have their applications approved by a two-thirds vote of the 
Member States.


                               article 18


    This provision amends Article XXI of the Convention. Some 
of the amendments are technical changes to reflect decisions by 
the Conference to use new terms for certain entities, in this 
case, replacing ``Contracting Party'' with ``Member State,'' 
``Contracting Parties'' with ``Member States,'' ``Conference'' 
with ``Assembly,'' ``President of the Directing Committee'' 
with ``Secretary-General of the Organization,'' and 
``Government of the Principality of Monaco'' with ``the 
Depositary.'' Article 18 also provides that proposals of 
amendments will be decided upon by a majority of two-thirds of 
the Member States present and voting, which differs from the 
current requirement that proposals of amendments be decided 
upon by a ``majority of two-thirds of the Member Governments 
represented at the Conference.'' Article 18 of the Protocol 
also amends Article XXI of the Convention to require that 
proposals of amendments be submitted to the Secretary-General 
not less than six months prior to the next session of the 
Assembly. Article XXI does not establish a time limit for the 
submission of proposals of amendment.


                               article 19


    This provision amends Article XXII of the Convention to 
effect the technical change of replacing references to the 
``Government of the Principality of Monaco'' with the phrase 
``the Depositary.'' It also removes subparagraph two of Article 
XXII, which pursuant to Article 15, paragraph (c) of the 
Protocol will be incorporated into Article XVI of the 
Convention.

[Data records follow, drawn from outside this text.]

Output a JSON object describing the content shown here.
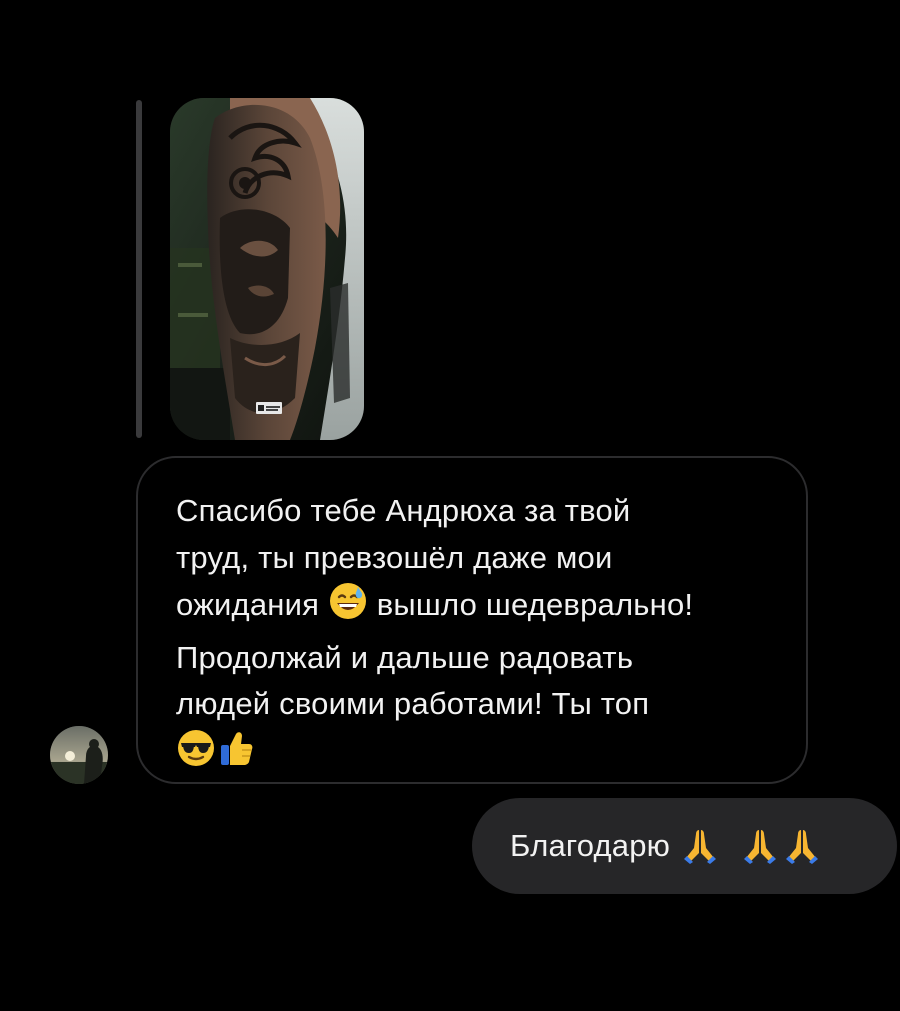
{
  "chat": {
    "incoming_message": {
      "lines": [
        "Спасибо тебе Андрюха за твой",
        "труд, ты превзошёл даже мои",
        "ожидания",
        "вышло шедеврально!",
        "Продолжай и дальше радовать",
        "людей своими работами! Ты топ"
      ],
      "emojis": [
        "grinning-sweat-emoji",
        "sunglasses-emoji",
        "thumbs-up-emoji"
      ]
    },
    "outgoing_message": {
      "text": "Благодарю",
      "emojis": [
        "folded-hands-emoji",
        "folded-hands-emoji",
        "folded-hands-emoji"
      ]
    },
    "shared_photo": {
      "icon": "tattoo-sleeve-photo"
    },
    "avatar": {
      "icon": "user-avatar-photo"
    },
    "colors": {
      "background": "#000000",
      "incoming_border": "#2c2c2e",
      "outgoing_bubble": "#262628",
      "reply_bar": "#3a3a3c",
      "text": "#f2f2f2"
    }
  }
}
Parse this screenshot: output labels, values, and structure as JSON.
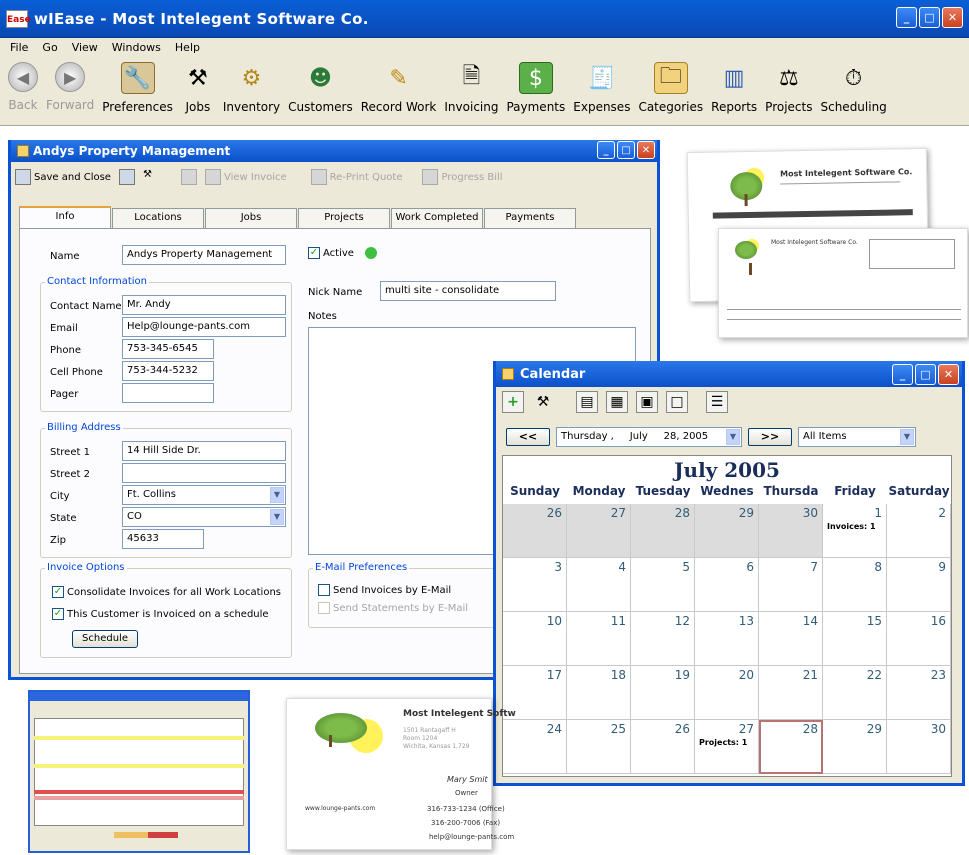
{
  "app": {
    "title": "wIEase - Most Intelegent Software Co.",
    "logo_text": "Ease"
  },
  "menu": [
    "File",
    "Go",
    "View",
    "Windows",
    "Help"
  ],
  "toolbar": [
    {
      "label": "Back",
      "icon": "back-arrow-icon",
      "disabled": true
    },
    {
      "label": "Forward",
      "icon": "forward-arrow-icon",
      "disabled": true
    },
    {
      "label": "Preferences",
      "icon": "preferences-icon"
    },
    {
      "label": "Jobs",
      "icon": "tools-icon"
    },
    {
      "label": "Inventory",
      "icon": "gears-icon"
    },
    {
      "label": "Customers",
      "icon": "person-icon"
    },
    {
      "label": "Record Work",
      "icon": "pencil-icon"
    },
    {
      "label": "Invoicing",
      "icon": "invoice-icon"
    },
    {
      "label": "Payments",
      "icon": "money-icon"
    },
    {
      "label": "Expenses",
      "icon": "receipt-icon"
    },
    {
      "label": "Categories",
      "icon": "folders-icon"
    },
    {
      "label": "Reports",
      "icon": "bar-chart-icon"
    },
    {
      "label": "Projects",
      "icon": "compass-icon"
    },
    {
      "label": "Scheduling",
      "icon": "clock-icon"
    }
  ],
  "customer": {
    "window_title": "Andys Property Management",
    "toolbar": {
      "save_close": "Save and Close",
      "view_invoice": "View Invoice",
      "reprint_quote": "Re-Print Quote",
      "progress_bill": "Progress Bill"
    },
    "tabs": [
      "Info",
      "Locations",
      "Jobs",
      "Projects",
      "Work Completed",
      "Payments"
    ],
    "name_label": "Name",
    "name": "Andys Property Management",
    "active_label": "Active",
    "nick_label": "Nick Name",
    "nick_name": "multi site - consolidate",
    "notes_label": "Notes",
    "contact": {
      "title": "Contact Information",
      "contact_name_label": "Contact Name",
      "contact_name": "Mr. Andy",
      "email_label": "Email",
      "email": "Help@lounge-pants.com",
      "phone_label": "Phone",
      "phone": "753-345-6545",
      "cell_label": "Cell Phone",
      "cell": "753-344-5232",
      "pager_label": "Pager",
      "pager": ""
    },
    "billing": {
      "title": "Billing Address",
      "street1_label": "Street 1",
      "street1": "14 Hill Side Dr.",
      "street2_label": "Street 2",
      "street2": "",
      "city_label": "City",
      "city": "Ft. Collins",
      "state_label": "State",
      "state": "CO",
      "zip_label": "Zip",
      "zip": "45633"
    },
    "invoice_options": {
      "title": "Invoice Options",
      "consolidate": "Consolidate Invoices for all Work Locations",
      "schedule": "This Customer is Invoiced on a schedule",
      "schedule_button": "Schedule"
    },
    "email_prefs": {
      "title": "E-Mail Preferences",
      "send_invoices": "Send Invoices by E-Mail",
      "send_statements": "Send Statements by E-Mail"
    }
  },
  "calendar": {
    "window_title": "Calendar",
    "prev": "<<",
    "next": ">>",
    "date_select": "Thursday ,     July     28, 2005",
    "filter_select": "All Items",
    "month_title": "July 2005",
    "weekdays": [
      "Sunday",
      "Monday",
      "Tuesday",
      "Wednes",
      "Thursda",
      "Friday",
      "Saturday"
    ],
    "weeks": [
      [
        {
          "d": "26",
          "o": true
        },
        {
          "d": "27",
          "o": true
        },
        {
          "d": "28",
          "o": true
        },
        {
          "d": "29",
          "o": true
        },
        {
          "d": "30",
          "o": true
        },
        {
          "d": "1",
          "n": "Invoices: 1"
        },
        {
          "d": "2"
        }
      ],
      [
        {
          "d": "3"
        },
        {
          "d": "4"
        },
        {
          "d": "5"
        },
        {
          "d": "6"
        },
        {
          "d": "7"
        },
        {
          "d": "8"
        },
        {
          "d": "9"
        }
      ],
      [
        {
          "d": "10"
        },
        {
          "d": "11"
        },
        {
          "d": "12"
        },
        {
          "d": "13"
        },
        {
          "d": "14"
        },
        {
          "d": "15"
        },
        {
          "d": "16"
        }
      ],
      [
        {
          "d": "17"
        },
        {
          "d": "18"
        },
        {
          "d": "19"
        },
        {
          "d": "20"
        },
        {
          "d": "21"
        },
        {
          "d": "22"
        },
        {
          "d": "23"
        }
      ],
      [
        {
          "d": "24"
        },
        {
          "d": "25"
        },
        {
          "d": "26"
        },
        {
          "d": "27",
          "n": "Projects: 1"
        },
        {
          "d": "28",
          "s": true
        },
        {
          "d": "29"
        },
        {
          "d": "30"
        }
      ]
    ]
  },
  "invoice_doc": {
    "company": "Most Intelegent Software Co."
  },
  "business_card": {
    "company": "Most Intelegent Softw",
    "address1": "1501 Rantagaff H",
    "address2": "Room 1204",
    "address3": "Wichita, Kansas 1,729",
    "person": "Mary Smit",
    "role": "Owner",
    "phone_office": "316-733-1234 (Office)",
    "phone_fax": "316-200-7006 (Fax)",
    "email": "help@lounge-pants.com",
    "website": "www.lounge-pants.com"
  },
  "colors": {
    "title_blue": "#0948b3",
    "xp_face": "#ece9d8",
    "accent_orange": "#e8a33d",
    "active_green": "#21a121"
  }
}
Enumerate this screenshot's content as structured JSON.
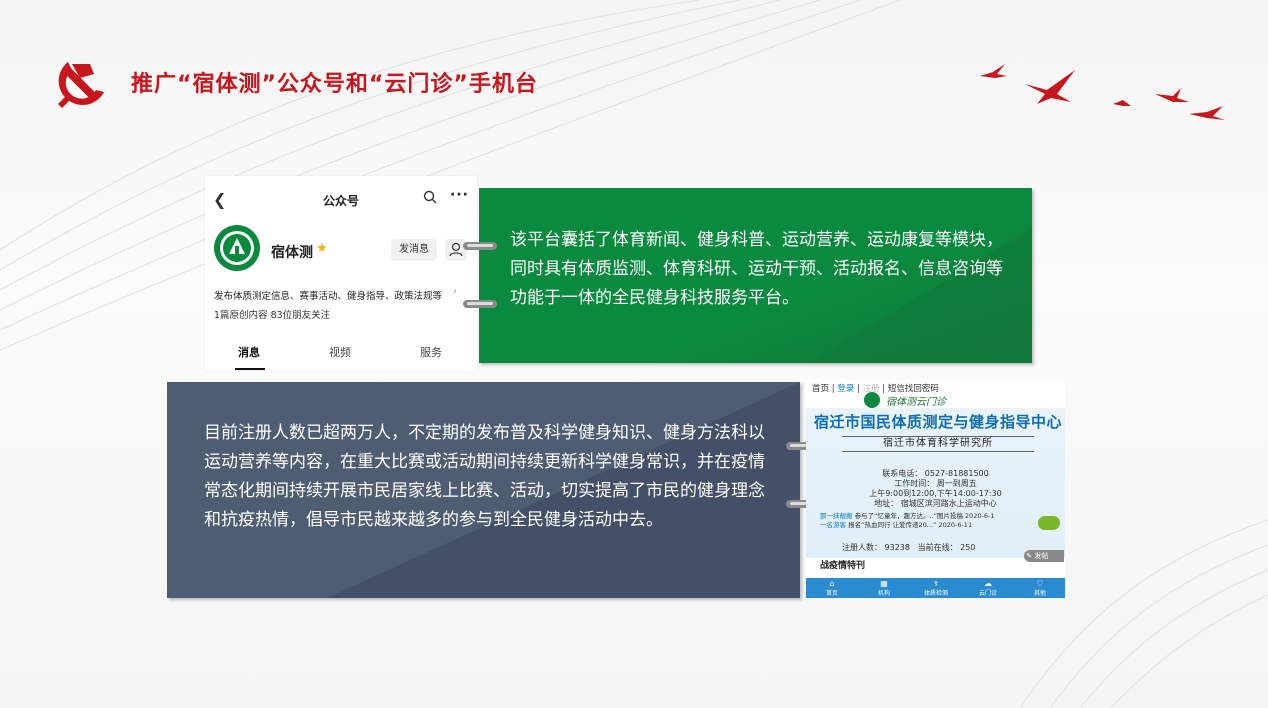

                               article 20


    This provision states that amendments adopted during the 
XIIIth and XVth Conferences, which have not yet entered into 
force shall not hereafter enter into force. Accordingly, it 
clarifies that such amendments will not enter into force, 
including for those Member States that have ratified or 
otherwise notified their consent to be bound by the amendments.